# Geometric construction of a fillet?

I'm currently working on a library for OpenSCAD which can make 2D sketches with more features. I'm currently struggling with the geometric construction of a fillet given 2 lines in the xy plane and a radius.

Given two lines and a radius, the goal is to construct an arbitrary number of points that form the fillet. The intent is to be able to form a polygon given those points that can approximate the fillet.

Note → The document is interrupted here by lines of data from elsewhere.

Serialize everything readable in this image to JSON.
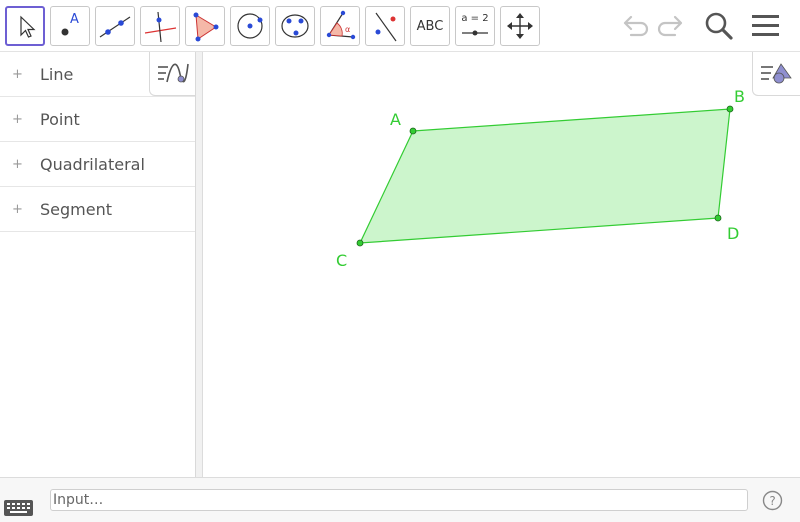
{
  "toolbar": {
    "tools": [
      {
        "id": "move",
        "icon": "arrow-pointer-icon"
      },
      {
        "id": "point",
        "icon": "point-icon",
        "label": "A"
      },
      {
        "id": "line",
        "icon": "line-icon"
      },
      {
        "id": "perpendicular",
        "icon": "perpendicular-line-icon"
      },
      {
        "id": "polygon",
        "icon": "polygon-icon"
      },
      {
        "id": "circle",
        "icon": "circle-center-icon"
      },
      {
        "id": "circle3",
        "icon": "circle-three-points-icon"
      },
      {
        "id": "angle",
        "icon": "angle-icon"
      },
      {
        "id": "reflect",
        "icon": "reflect-icon"
      },
      {
        "id": "text",
        "icon": "text-icon",
        "label": "ABC"
      },
      {
        "id": "slider",
        "icon": "slider-icon",
        "label": "a = 2"
      },
      {
        "id": "move-graphics",
        "icon": "move-graphics-icon"
      }
    ],
    "undo_icon": "undo-icon",
    "redo_icon": "redo-icon",
    "search_icon": "search-icon",
    "menu_icon": "menu-icon"
  },
  "algebra": {
    "items": [
      {
        "label": "Line"
      },
      {
        "label": "Point"
      },
      {
        "label": "Quadrilateral"
      },
      {
        "label": "Segment"
      }
    ],
    "style_icon": "algebra-style-icon"
  },
  "graphics": {
    "style_icon": "graphics-style-icon",
    "polygon_color": "#33cc33",
    "fill_color": "#ccf5cc",
    "points": [
      {
        "name": "A"
      },
      {
        "name": "B"
      },
      {
        "name": "C"
      },
      {
        "name": "D"
      }
    ]
  },
  "inputbar": {
    "placeholder": "Input…",
    "keyboard_icon": "keyboard-icon",
    "help_icon": "help-icon"
  }
}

I've gotten to the point where the only factor I need to finish generating these points is the distance from the intersection of the two lines to the point of tangency. Any help to find this distance in terms of the lines and the radius of the circle would be greatly appreciated.

Each line is currently stored as a two points in x,y. However, converting them to another form, such as a point and a slope, would be relatively easy. Whichever form makes the question easier is equally easy to implement.

The set of points to be generated are in red

• When you says "given two lines", in what form is each line given? An equation like $Ax + By + C = 0$? A pair of distinct points on the line? A single point and a normal vector? A single point and a direction vector? Whichever it is, answering the question should be straightforward, I expect, so give us details (you can click on "edit" below your question) and we can probably get you an answer. Nov 20, 2019 at 19:40
• Find the angle between the two lines, call it $\theta$. Then the line joining the intersection and the center of the circle makes an angle $\theta/2$ with both lines. Therefore, the points of tangency are at a distance $r/\tan(\theta/2)$ from the intersection, and the center itself is at $r/\sin(\theta/2)$.
– user856
Nov 20, 2019 at 19:55

Assuming you are given endpoints, end slopes and radius..$$(x1,y1),(x2,y2),m1,m2, R$$

In a geometric constr the full arc can be drawn but for intermediate points one should take up computation.The following Mathematica program can be used to fill/continue on a circular path of given directions and radius. Shall explain if any part is not clear.

Clear[".*"];
Rg = 2.; L = 1.2; smax = 2 Rg ArcSin[L/2/Rg];
xi = 1.25; yi = 0.5; ri = Sqrt[xi^2 + yi^2]; thi = 1; phi = 1.85;
thi = ArcTan[yi/xi]; sii = phi - ArcTan[yi/xi];
(*  Fillet part*)
Fillet = {SI'[s] + Sin[SI[s]]/R[s] == 1/Rg, SI[0] == sii,
R'[s] == Cos[SI[s]], R[0] == ri, TH'[s] == Sin[SI[s]]/R[s],
TH[0] == thi};
NDSolve[Fillet, {SI, R, TH}, {s, 0, smax}];
{si[t_], r[t_], th[t_]} = {SI[t], R[t], TH[t]} /. First[%];
Plot[{si[s], r[s], th[s]}, {s, .0, smax}, PlotLabel -> DIFFRL_method,
GridLines -> Automatic, AspectRatio -> Automatic,
PlotStyle -> {Blue, Thick}]
{x[t_], y[t_]} = {r[t] Cos[th[s]], r[t] Sin[th[s]]};
ParametricPlot[{x[s], y[s]}, {s, .0, smax}, PlotLabel -> FILLETS,
PlotStyle -> {Thick, Magenta}, GridLines -> Automatic]
`

If we have radii (curvature) of either sign with same start & arc length:

As Rahul stated, the distance from the intersection to the points of tangency is $$r/tan(\theta /2)$$. Therefore a circle centered around the intersection of radius $$r/tan(\theta /2)$$ can be constructed. Then a perpendicular can be placed at each of the intersections between the constructed circle and the lines.

The intersection of these two perpendiculars is the center of the circle that forms the fillet. From there, the fillet is simply the subsection of the circle starting at one point of tangency to the other of the given radius.

The center of the arc is found by drawing parallels to the given lines, at distance $$r$$. I assume that you are able to obtain the equations of the latter (take the normalized implicit equations of the lines and add $$\pm r$$ to the independent term; the signs depend on the quadrant where you want the fillet).

Then the starting and ending angles of the arc are given by the directions of the normals to the lines.

The line of equation

$$ax+by+c=0$$ normalizes to

$$\frac a{\sqrt{a^2+b^2}}x+\frac b{\sqrt{a^2+b^2}}y+\frac c{\sqrt{a^2+b^2}}=\cos\phi \,x+\sin\phi\,y+\frac c{\sqrt{a^2+b^2}}=0,$$

where $$\phi$$ is the angle of the normal.